_Work instruction:_ Give the listing again, word for word, and let no picture into it.

_Records shown:_
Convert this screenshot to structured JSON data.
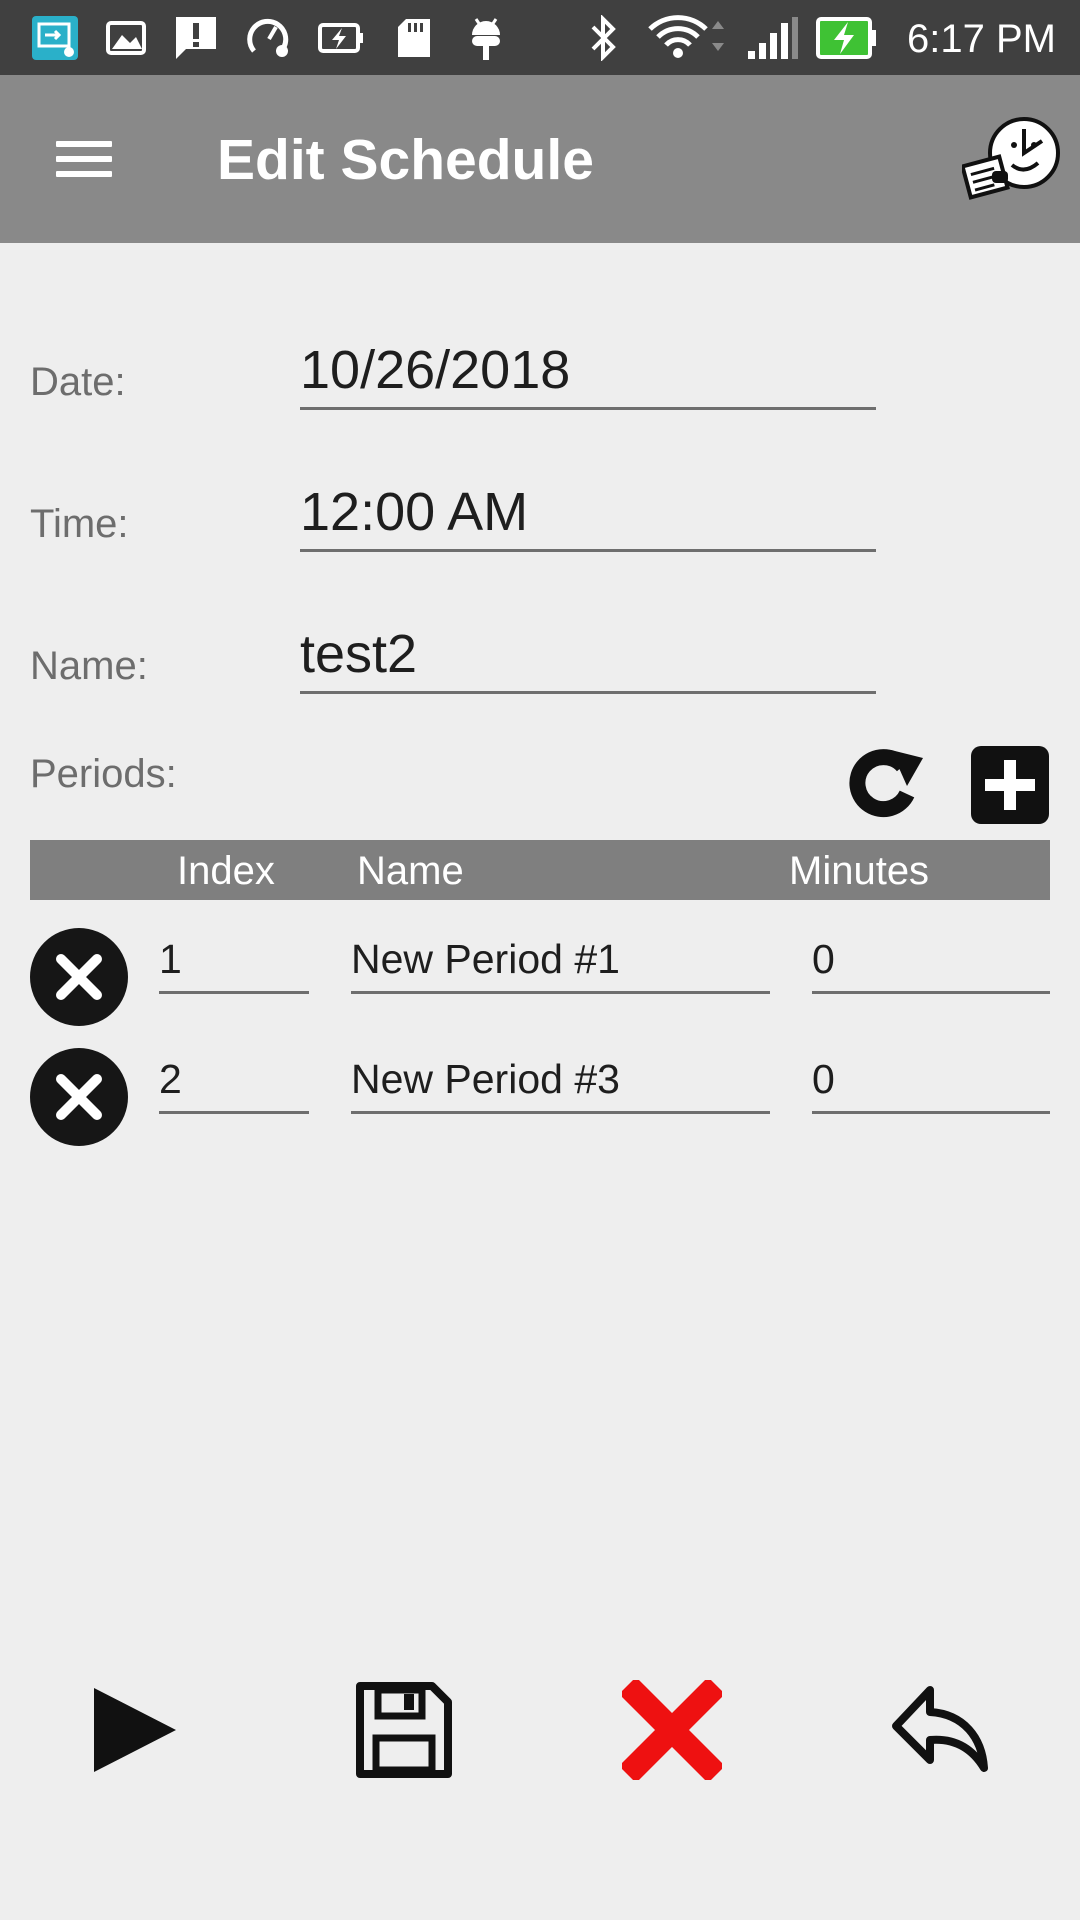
{
  "status_bar": {
    "time": "6:17 PM",
    "icons": [
      "screen-cast-icon",
      "image-icon",
      "alert-message-icon",
      "speed-settings-icon",
      "battery-saver-icon",
      "sd-card-icon",
      "android-debug-icon",
      "bluetooth-icon",
      "wifi-icon",
      "signal-icon",
      "battery-charging-icon"
    ]
  },
  "app_bar": {
    "title": "Edit Schedule",
    "menu_icon": "hamburger-menu-icon",
    "logo_icon": "clock-mascot-logo"
  },
  "form": {
    "date": {
      "label": "Date:",
      "value": "10/26/2018"
    },
    "time": {
      "label": "Time:",
      "value": "12:00 AM"
    },
    "name": {
      "label": "Name:",
      "value": "test2"
    }
  },
  "periods": {
    "label": "Periods:",
    "refresh_icon": "refresh-icon",
    "add_icon": "add-icon",
    "columns": {
      "index": "Index",
      "name": "Name",
      "minutes": "Minutes"
    },
    "rows": [
      {
        "index": "1",
        "name": "New Period #1",
        "minutes": "0"
      },
      {
        "index": "2",
        "name": "New Period #3",
        "minutes": "0"
      }
    ]
  },
  "actions": {
    "play_icon": "play-icon",
    "save_icon": "save-icon",
    "delete_icon": "delete-x-icon",
    "back_icon": "reply-back-icon"
  },
  "colors": {
    "status_bar": "#404040",
    "app_bar": "#898989",
    "background": "#eeeeee",
    "table_header": "#7f7f7f",
    "delete_red": "#ee1111",
    "battery_green": "#3fc234"
  }
}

_Answer space:_
Convert this screenshot to structured JSON data.
{
  "status_bar": {
    "time": "6:17 PM",
    "icons": [
      "screen-cast-icon",
      "image-icon",
      "alert-message-icon",
      "speed-settings-icon",
      "battery-saver-icon",
      "sd-card-icon",
      "android-debug-icon",
      "bluetooth-icon",
      "wifi-icon",
      "signal-icon",
      "battery-charging-icon"
    ]
  },
  "app_bar": {
    "title": "Edit Schedule",
    "menu_icon": "hamburger-menu-icon",
    "logo_icon": "clock-mascot-logo"
  },
  "form": {
    "date": {
      "label": "Date:",
      "value": "10/26/2018"
    },
    "time": {
      "label": "Time:",
      "value": "12:00 AM"
    },
    "name": {
      "label": "Name:",
      "value": "test2"
    }
  },
  "periods": {
    "label": "Periods:",
    "refresh_icon": "refresh-icon",
    "add_icon": "add-icon",
    "columns": {
      "index": "Index",
      "name": "Name",
      "minutes": "Minutes"
    },
    "rows": [
      {
        "index": "1",
        "name": "New Period #1",
        "minutes": "0"
      },
      {
        "index": "2",
        "name": "New Period #3",
        "minutes": "0"
      }
    ]
  },
  "actions": {
    "play_icon": "play-icon",
    "save_icon": "save-icon",
    "delete_icon": "delete-x-icon",
    "back_icon": "reply-back-icon"
  },
  "colors": {
    "status_bar": "#404040",
    "app_bar": "#898989",
    "background": "#eeeeee",
    "table_header": "#7f7f7f",
    "delete_red": "#ee1111",
    "battery_green": "#3fc234"
  }
}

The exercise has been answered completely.